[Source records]
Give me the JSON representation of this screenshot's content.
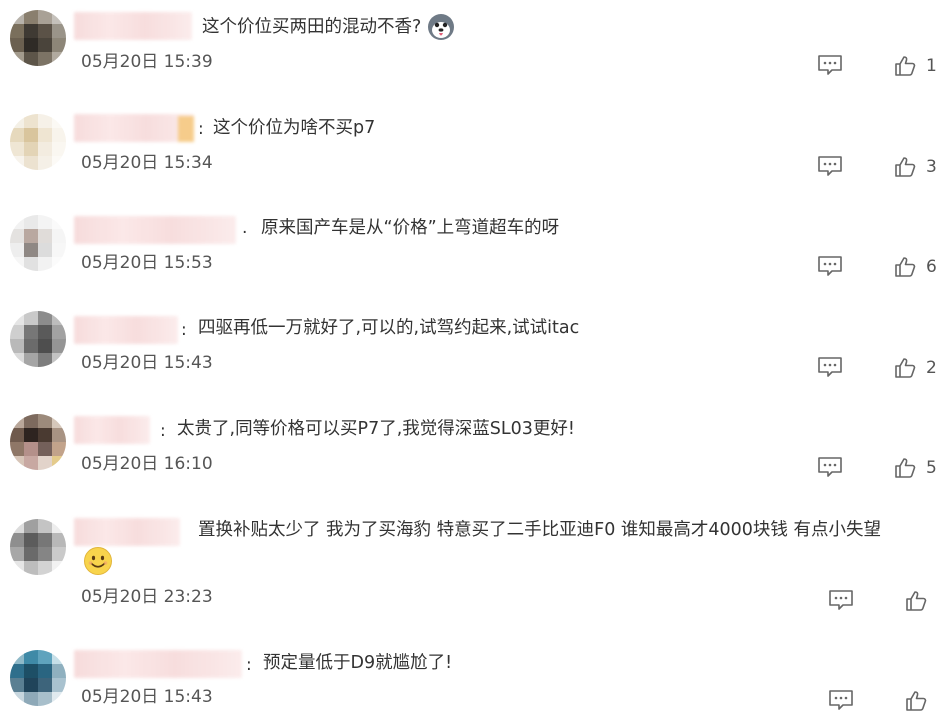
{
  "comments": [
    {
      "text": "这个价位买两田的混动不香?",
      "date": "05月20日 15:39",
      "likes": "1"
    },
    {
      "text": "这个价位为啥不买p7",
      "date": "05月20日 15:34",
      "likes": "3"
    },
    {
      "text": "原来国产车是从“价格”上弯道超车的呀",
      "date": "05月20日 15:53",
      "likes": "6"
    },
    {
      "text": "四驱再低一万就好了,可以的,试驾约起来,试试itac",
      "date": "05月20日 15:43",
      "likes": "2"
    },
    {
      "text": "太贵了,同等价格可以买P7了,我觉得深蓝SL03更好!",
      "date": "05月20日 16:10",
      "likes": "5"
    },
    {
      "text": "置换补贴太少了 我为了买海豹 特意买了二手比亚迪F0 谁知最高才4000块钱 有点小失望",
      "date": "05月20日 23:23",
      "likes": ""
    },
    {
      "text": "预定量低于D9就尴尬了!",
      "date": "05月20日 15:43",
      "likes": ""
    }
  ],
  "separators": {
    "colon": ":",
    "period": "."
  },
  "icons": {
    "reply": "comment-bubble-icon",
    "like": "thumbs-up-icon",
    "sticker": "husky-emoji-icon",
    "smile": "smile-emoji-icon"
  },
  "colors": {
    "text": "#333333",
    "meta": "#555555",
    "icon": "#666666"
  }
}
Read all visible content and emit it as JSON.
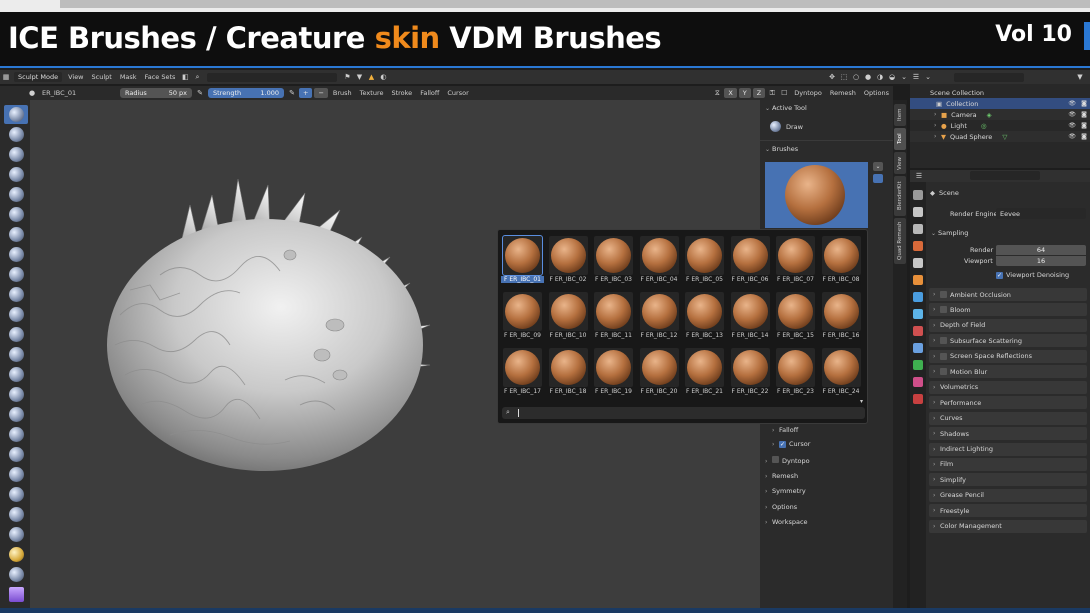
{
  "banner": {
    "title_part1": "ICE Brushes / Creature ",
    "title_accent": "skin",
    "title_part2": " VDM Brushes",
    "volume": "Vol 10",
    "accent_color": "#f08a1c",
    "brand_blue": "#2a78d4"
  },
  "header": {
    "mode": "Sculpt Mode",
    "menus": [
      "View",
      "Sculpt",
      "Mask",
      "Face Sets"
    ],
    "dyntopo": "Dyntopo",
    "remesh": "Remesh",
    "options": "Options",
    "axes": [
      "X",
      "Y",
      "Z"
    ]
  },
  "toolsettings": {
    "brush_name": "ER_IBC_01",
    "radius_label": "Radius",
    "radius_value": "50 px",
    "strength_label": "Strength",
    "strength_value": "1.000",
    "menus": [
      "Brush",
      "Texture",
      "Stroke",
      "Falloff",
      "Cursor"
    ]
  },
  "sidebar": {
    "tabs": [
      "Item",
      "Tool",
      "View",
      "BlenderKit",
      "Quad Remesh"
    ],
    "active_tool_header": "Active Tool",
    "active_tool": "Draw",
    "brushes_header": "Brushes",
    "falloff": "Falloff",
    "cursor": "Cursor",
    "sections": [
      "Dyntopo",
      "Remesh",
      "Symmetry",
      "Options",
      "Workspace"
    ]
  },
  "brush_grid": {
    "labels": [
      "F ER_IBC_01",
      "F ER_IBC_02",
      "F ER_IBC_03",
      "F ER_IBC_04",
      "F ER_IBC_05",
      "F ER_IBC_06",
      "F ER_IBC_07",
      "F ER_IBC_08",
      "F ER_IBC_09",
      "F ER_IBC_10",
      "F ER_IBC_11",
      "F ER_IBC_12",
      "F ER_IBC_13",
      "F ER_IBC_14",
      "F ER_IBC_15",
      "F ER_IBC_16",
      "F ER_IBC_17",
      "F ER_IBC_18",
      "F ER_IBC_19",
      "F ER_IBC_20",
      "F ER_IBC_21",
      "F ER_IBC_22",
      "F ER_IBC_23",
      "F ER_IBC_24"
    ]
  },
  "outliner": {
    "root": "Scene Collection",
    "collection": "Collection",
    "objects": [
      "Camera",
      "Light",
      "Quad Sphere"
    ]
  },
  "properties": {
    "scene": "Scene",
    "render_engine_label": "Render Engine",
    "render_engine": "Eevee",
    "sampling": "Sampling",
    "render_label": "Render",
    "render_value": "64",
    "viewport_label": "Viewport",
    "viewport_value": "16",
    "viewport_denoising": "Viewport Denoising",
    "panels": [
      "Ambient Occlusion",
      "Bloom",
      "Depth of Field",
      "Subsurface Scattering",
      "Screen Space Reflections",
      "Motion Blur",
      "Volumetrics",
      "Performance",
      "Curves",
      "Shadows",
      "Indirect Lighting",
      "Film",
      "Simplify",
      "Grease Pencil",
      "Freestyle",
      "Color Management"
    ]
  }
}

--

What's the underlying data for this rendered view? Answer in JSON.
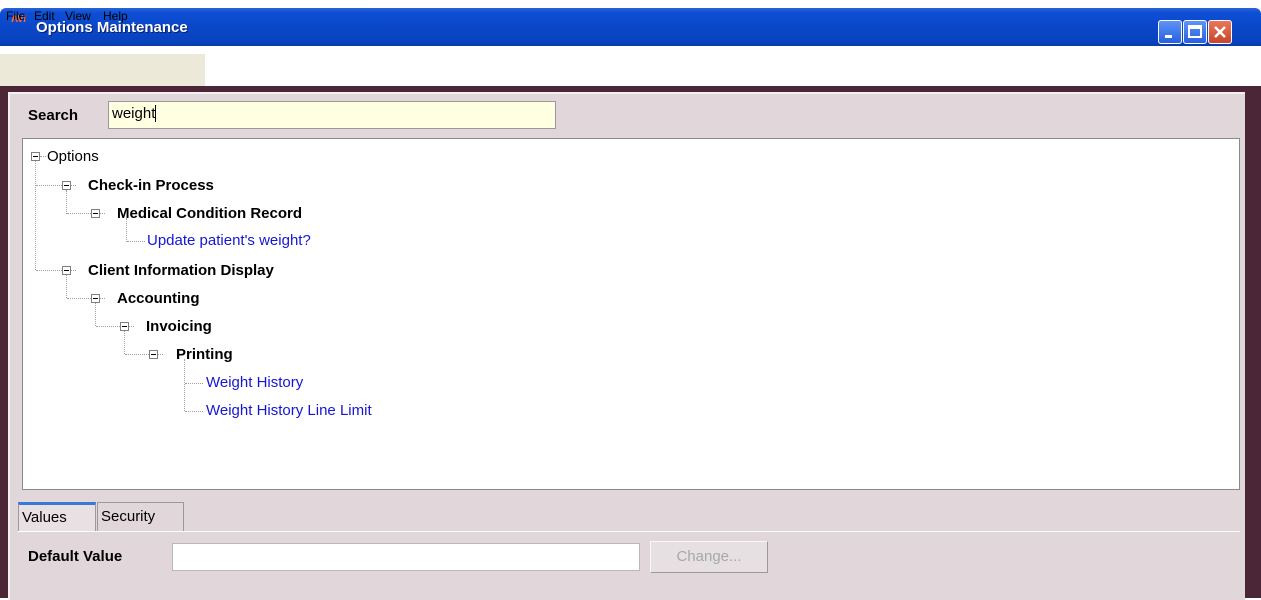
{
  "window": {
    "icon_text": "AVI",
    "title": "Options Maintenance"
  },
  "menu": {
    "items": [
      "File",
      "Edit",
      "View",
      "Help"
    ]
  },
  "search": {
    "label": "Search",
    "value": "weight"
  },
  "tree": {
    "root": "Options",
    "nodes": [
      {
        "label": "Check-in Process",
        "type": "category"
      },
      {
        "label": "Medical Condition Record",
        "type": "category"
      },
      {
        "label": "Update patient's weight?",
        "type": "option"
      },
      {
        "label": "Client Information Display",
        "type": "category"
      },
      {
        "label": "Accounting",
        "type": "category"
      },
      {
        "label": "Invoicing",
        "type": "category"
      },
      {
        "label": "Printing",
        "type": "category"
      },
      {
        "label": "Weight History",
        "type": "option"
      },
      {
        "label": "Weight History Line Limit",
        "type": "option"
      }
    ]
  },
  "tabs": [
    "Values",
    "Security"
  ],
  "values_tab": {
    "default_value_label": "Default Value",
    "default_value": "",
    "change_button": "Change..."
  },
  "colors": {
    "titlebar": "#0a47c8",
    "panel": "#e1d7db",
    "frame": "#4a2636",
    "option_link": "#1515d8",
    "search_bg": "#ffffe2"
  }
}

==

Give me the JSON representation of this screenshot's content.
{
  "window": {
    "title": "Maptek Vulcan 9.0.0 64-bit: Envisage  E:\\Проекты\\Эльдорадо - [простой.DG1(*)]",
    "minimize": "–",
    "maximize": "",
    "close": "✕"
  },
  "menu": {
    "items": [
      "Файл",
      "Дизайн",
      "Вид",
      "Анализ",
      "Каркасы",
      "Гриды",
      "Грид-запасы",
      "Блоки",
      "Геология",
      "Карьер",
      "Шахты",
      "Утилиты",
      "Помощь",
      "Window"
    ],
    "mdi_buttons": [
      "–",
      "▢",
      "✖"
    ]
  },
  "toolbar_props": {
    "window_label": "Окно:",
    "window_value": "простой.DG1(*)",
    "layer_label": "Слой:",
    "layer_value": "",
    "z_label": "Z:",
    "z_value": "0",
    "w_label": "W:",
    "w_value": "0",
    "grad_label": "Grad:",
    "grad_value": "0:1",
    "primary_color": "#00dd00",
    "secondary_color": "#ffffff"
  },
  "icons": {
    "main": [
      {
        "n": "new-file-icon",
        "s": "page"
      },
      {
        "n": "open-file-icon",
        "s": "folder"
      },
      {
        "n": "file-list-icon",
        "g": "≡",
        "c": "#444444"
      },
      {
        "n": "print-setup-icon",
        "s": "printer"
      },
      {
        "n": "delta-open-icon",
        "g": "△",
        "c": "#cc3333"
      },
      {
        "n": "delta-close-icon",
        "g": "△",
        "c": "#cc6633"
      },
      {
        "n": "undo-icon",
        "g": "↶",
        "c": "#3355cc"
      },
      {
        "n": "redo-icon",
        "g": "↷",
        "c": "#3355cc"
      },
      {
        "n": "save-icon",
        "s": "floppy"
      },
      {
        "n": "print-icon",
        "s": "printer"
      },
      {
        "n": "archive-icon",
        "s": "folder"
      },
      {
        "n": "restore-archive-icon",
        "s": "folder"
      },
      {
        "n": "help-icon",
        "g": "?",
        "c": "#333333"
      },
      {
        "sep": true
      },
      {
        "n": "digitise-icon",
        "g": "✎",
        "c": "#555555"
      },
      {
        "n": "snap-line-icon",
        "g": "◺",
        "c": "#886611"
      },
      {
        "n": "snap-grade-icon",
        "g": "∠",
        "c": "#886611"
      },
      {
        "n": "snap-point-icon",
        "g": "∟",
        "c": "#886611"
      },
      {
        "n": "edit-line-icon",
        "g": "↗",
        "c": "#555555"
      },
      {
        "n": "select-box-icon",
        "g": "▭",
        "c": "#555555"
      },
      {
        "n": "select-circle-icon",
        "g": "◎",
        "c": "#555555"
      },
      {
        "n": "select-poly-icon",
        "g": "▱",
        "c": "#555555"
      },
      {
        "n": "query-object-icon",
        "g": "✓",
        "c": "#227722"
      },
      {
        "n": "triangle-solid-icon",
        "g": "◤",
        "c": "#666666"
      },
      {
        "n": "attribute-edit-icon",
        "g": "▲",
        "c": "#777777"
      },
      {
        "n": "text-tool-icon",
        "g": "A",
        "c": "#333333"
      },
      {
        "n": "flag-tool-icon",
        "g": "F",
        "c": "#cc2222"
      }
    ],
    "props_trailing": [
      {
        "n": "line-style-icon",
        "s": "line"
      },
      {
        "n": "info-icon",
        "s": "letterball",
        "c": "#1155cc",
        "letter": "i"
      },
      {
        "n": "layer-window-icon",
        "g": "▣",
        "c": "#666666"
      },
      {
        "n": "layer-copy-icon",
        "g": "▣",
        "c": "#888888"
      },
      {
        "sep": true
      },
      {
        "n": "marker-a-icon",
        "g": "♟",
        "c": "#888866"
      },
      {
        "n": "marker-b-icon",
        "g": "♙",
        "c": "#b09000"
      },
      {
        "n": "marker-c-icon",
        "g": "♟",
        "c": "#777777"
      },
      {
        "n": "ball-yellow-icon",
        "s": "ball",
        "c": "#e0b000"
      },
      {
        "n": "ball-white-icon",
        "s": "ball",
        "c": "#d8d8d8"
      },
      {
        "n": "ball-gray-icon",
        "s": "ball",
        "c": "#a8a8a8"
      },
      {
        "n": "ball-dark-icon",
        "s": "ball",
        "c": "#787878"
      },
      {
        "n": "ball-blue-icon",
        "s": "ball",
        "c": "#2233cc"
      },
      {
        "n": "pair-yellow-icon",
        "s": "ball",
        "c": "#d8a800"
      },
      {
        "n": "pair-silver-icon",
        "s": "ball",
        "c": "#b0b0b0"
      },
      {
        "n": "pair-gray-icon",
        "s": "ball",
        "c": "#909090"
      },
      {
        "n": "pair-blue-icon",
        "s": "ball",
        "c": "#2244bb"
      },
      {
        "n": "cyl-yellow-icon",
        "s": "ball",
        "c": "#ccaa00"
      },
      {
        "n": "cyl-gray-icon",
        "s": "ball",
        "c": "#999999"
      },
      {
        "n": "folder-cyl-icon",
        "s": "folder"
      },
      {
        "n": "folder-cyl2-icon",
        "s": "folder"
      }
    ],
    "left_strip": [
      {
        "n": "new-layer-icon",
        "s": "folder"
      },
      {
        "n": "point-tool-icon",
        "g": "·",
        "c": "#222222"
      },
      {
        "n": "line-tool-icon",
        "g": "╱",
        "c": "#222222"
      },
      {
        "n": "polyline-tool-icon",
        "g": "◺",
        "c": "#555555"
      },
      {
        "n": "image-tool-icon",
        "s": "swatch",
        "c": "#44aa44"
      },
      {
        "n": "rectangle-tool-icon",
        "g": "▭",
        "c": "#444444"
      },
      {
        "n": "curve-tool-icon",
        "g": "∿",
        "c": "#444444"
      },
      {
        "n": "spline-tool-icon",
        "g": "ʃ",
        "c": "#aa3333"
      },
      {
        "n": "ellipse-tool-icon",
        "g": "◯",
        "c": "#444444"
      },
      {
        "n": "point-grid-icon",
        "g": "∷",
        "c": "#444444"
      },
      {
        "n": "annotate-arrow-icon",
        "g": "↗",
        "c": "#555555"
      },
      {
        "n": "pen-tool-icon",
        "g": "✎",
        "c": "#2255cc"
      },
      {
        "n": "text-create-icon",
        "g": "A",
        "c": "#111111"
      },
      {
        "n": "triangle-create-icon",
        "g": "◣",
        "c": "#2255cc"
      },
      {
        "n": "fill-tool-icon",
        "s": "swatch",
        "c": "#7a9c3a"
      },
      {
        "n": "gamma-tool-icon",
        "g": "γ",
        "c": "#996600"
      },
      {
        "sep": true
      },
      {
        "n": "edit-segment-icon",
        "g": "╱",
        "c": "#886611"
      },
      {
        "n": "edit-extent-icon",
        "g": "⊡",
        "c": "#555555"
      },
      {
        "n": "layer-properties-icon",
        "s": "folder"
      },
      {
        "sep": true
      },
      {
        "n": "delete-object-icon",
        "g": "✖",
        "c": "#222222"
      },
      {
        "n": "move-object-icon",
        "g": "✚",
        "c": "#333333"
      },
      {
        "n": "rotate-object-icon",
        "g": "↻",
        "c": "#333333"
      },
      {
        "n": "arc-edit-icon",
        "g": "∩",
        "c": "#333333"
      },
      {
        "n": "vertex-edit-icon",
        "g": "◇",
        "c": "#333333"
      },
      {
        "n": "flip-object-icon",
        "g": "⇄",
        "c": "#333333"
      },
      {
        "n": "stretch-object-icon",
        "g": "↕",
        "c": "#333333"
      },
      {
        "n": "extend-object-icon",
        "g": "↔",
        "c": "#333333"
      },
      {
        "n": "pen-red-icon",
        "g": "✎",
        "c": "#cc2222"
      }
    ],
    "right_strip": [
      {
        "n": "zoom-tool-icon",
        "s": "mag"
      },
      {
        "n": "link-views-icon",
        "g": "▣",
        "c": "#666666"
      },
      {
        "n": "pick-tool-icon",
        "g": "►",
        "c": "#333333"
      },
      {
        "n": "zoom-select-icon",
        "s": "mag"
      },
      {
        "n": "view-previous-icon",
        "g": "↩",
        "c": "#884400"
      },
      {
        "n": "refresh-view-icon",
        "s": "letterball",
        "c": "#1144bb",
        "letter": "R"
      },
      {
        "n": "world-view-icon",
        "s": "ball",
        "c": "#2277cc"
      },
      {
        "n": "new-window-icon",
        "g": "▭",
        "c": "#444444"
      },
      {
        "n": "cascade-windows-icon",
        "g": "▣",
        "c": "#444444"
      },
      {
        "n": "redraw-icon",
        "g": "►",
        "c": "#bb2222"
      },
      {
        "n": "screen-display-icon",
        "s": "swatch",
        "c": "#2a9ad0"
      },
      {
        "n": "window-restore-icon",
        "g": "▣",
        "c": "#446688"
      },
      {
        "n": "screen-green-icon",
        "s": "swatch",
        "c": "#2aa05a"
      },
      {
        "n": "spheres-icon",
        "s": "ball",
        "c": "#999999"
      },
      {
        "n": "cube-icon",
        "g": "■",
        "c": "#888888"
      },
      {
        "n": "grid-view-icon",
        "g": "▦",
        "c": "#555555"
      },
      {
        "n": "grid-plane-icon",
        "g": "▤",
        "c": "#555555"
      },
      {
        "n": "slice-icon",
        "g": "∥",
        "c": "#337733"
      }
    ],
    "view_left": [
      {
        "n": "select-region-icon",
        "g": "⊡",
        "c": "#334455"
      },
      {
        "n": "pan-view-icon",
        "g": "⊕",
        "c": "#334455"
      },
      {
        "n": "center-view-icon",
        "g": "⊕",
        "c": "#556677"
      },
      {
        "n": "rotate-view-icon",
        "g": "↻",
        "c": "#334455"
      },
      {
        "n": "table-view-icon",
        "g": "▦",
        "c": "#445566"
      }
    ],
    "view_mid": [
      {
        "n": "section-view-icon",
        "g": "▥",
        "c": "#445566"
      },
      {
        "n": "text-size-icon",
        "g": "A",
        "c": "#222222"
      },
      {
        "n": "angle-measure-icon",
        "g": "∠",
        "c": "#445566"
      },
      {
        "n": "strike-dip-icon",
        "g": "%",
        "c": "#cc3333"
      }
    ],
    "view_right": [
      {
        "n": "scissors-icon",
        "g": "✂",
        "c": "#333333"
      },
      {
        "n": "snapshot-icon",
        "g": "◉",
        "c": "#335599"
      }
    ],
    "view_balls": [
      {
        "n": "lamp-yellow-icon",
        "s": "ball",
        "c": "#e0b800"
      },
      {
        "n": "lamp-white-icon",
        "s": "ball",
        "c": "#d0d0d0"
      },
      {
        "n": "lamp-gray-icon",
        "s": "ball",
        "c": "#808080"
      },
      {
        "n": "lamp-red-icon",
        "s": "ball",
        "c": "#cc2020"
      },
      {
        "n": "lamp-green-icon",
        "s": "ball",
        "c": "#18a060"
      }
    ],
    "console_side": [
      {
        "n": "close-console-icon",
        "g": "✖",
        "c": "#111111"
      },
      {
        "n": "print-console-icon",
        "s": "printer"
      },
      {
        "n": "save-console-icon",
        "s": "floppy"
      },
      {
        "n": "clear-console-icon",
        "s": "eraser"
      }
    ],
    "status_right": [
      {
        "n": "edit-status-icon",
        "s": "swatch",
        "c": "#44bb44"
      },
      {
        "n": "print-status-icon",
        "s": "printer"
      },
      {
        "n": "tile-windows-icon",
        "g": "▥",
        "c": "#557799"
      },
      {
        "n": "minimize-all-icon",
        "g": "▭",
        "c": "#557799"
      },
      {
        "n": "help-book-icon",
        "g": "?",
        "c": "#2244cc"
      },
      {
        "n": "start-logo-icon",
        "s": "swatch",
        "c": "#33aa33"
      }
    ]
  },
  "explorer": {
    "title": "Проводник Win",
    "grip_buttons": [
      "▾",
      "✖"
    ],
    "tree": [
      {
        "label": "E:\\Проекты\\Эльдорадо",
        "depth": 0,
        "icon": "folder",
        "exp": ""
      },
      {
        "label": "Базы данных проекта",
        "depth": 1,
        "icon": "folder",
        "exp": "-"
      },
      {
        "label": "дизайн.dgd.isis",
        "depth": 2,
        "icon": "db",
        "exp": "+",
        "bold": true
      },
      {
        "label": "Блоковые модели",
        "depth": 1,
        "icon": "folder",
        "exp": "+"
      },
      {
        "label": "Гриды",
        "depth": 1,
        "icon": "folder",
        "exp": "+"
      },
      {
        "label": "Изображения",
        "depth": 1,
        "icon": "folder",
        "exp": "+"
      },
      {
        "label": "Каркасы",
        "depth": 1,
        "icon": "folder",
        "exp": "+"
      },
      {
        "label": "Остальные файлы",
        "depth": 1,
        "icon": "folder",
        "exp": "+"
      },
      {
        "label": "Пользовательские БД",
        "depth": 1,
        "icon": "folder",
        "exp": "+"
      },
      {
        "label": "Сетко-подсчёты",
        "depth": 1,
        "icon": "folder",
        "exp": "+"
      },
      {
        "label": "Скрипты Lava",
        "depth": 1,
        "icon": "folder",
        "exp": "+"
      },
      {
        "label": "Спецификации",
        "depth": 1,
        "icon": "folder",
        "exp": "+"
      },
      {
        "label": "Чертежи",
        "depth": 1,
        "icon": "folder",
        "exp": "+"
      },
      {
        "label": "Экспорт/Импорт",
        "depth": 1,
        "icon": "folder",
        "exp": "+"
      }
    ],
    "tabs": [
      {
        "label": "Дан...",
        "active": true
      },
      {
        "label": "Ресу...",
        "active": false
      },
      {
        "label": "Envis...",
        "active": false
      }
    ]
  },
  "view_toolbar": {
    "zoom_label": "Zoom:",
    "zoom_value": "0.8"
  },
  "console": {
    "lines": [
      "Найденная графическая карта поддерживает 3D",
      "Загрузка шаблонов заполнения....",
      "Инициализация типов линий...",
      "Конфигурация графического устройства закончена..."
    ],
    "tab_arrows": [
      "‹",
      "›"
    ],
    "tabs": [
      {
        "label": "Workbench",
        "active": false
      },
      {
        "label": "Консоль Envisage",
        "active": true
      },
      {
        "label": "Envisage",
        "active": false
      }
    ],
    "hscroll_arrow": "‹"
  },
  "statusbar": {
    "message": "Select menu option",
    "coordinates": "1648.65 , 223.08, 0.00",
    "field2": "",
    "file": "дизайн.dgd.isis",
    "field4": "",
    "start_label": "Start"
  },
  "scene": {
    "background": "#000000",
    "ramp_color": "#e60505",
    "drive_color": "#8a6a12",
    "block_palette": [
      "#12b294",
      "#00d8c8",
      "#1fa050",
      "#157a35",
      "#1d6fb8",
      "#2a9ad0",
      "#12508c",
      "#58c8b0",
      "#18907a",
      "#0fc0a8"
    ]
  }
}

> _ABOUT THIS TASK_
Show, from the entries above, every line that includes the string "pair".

> _EXERCISE ANSWER_
        "n": "pair-yellow-icon",
        "n": "pair-silver-icon",
        "n": "pair-gray-icon",
        "n": "pair-blue-icon",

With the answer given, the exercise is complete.